|US7190251||Jul 3, 2002||Mar 13, 2007||Varatouch Technology Incorporated||Variable resistance devices and methods|
|US7391296||Feb 1, 2007||Jun 24, 2008||Varatouch Technology Incorporated||Resilient material potentiometer|
|US7474772||Jun 21, 2004||Jan 6, 2009||Atrua Technologies, Inc.||System and method for a miniature user input device|
|US7587072||Aug 4, 2004||Sep 8, 2009||Authentec, Inc.||System for and method of generating rotational inputs|
|US7629871||Feb 1, 2007||Dec 8, 2009||Authentec, Inc.||Resilient material variable resistor|
|US7684953||Feb 12, 2007||Mar 23, 2010||Authentec, Inc.||Systems using variable resistance zones and stops for generating inputs to an electronic device|
|US7788799||Oct 6, 2006||Sep 7, 2010||Authentec, Inc.||Linear resilient material variable resistor|
|US8421890||Jan 15, 2010||Apr 16, 2013||Picofield Technologies, Inc.||Electronic imager using an impedance sensor grid array and method of making|
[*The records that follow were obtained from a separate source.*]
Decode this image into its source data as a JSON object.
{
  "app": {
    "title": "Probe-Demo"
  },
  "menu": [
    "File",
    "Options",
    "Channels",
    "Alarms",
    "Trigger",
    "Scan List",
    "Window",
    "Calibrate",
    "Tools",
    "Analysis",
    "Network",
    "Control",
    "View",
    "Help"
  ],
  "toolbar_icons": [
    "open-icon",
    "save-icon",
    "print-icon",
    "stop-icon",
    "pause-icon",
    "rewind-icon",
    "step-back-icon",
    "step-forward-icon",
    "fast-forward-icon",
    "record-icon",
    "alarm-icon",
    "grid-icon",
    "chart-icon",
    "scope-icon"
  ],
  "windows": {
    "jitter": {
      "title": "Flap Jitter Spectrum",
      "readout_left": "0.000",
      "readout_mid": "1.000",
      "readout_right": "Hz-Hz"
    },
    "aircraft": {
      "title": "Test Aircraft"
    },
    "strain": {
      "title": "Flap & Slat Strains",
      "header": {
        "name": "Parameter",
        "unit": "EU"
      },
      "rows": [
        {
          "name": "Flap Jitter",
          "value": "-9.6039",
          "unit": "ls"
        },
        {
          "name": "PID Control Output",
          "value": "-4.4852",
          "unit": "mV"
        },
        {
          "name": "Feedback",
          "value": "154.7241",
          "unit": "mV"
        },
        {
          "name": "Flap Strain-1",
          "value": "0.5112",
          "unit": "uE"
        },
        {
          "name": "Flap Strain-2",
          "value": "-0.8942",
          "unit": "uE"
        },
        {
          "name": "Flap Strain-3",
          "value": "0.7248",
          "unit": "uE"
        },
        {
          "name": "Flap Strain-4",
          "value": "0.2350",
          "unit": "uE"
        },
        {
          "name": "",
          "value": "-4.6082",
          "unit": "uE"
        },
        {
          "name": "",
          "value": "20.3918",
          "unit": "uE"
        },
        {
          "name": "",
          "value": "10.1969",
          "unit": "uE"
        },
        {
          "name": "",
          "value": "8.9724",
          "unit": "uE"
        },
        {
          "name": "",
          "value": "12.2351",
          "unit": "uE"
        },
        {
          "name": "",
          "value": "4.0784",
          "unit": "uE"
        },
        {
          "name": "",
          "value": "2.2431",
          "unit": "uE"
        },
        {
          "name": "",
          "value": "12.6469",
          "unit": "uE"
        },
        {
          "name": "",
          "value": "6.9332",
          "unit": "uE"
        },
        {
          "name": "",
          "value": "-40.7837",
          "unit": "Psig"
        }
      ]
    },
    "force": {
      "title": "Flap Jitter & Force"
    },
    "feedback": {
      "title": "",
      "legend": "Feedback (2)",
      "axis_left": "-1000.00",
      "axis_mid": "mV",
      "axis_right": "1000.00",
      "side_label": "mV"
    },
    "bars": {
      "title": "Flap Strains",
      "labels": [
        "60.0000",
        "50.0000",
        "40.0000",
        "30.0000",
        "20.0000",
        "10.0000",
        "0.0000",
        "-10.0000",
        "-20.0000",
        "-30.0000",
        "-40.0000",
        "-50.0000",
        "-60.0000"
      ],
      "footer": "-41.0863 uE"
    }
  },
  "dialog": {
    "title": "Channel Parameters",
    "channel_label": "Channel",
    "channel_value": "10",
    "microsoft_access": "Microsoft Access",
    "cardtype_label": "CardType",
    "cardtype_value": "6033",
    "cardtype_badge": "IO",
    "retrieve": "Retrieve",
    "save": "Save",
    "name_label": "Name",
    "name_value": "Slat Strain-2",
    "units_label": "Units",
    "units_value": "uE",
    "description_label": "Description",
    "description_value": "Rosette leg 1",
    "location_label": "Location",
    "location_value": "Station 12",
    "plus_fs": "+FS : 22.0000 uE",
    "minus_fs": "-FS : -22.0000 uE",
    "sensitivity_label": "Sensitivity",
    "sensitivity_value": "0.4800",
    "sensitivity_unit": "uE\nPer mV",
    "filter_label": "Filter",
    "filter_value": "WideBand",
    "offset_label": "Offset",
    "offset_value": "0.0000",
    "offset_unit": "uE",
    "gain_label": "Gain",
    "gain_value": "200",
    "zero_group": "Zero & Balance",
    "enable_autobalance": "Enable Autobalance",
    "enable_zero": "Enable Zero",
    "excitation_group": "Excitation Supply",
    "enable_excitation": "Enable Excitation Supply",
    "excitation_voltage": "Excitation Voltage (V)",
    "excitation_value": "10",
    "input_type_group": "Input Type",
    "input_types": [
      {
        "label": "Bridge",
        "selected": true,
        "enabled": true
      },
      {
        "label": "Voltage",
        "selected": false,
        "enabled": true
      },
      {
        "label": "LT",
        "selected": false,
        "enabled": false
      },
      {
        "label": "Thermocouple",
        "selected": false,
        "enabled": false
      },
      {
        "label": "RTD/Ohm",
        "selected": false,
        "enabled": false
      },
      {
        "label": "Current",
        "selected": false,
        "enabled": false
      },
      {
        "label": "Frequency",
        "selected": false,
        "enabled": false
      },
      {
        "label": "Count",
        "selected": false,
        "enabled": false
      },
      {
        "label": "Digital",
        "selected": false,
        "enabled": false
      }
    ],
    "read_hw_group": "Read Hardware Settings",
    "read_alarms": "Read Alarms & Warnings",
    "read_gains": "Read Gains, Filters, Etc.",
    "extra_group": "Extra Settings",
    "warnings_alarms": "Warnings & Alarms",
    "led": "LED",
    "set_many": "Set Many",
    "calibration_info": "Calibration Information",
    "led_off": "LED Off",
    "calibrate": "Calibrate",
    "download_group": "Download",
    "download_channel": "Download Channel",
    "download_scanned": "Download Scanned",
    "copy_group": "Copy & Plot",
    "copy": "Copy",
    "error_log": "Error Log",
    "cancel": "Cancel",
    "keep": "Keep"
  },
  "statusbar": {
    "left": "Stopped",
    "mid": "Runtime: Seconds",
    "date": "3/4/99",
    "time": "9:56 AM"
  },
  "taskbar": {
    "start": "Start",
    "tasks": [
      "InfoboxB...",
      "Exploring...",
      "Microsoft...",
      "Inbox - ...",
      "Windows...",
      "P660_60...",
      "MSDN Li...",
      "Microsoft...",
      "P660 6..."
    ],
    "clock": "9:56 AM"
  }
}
|US8791792||Jun 21, 2010||Jul 29, 2014||Idex Asa||Electronic imager using an impedance sensor grid array mounted on or about a switch and method of making|
|US8866347||May 27, 2011||Oct 21, 2014||Idex Asa||Biometric image sensing|
|US9230149||Sep 14, 2012||Jan 5, 2016||Idex Asa||Biometric image sensing|
|US9235274||Jul 25, 2007||Jan 12, 2016||Apple Inc.||Low-profile or ultra-thin navigation pointing or haptic feedback device|
|US9268988||Sep 14, 2012||Feb 23, 2016||Idex Asa||Biometric image sensing|
|US20060261923 *||Jul 28, 2006||Nov 23, 2006||Schrum Allan E||Resilient material potentiometer|
|US20070063810 *||Oct 11, 2006||Mar 22, 2007||Schrum Allan E||Resilient material variable resistor|
|US20070063811 *||Oct 6, 2006||Mar 22, 2007||Schrum Allan E||Linear resilient material variable resistor|
|US20070139156 *||Feb 1, 2007||Jun 21, 2007||Schrum Allan E||Resilient material variable resistor|
|US20070188294 *||Feb 1, 2007||Aug 16, 2007||Schrum Allan E||Resilient material potentiometer|
|US20070194877 *||Feb 1, 2007||Aug 23, 2007||Schrum Allan E||Resilient material potentiometer|
|US20070271048 *||Feb 12, 2007||Nov 22, 2007||David Feist||Systems using variable resistance zones and stops for generating inputs to an electronic device|
|U.S. Classification||338/69, 338/302, 984/321, 84/662, 84/718, 338/92, 84/670, 84/DIG.7, 84/704|
|International Classification||H01C10/28, G10H1/055|
|Cooperative Classification||Y10S84/07, G10H1/0558, H01C10/28|
|European Classification||H01C10/28, G10H1/055R|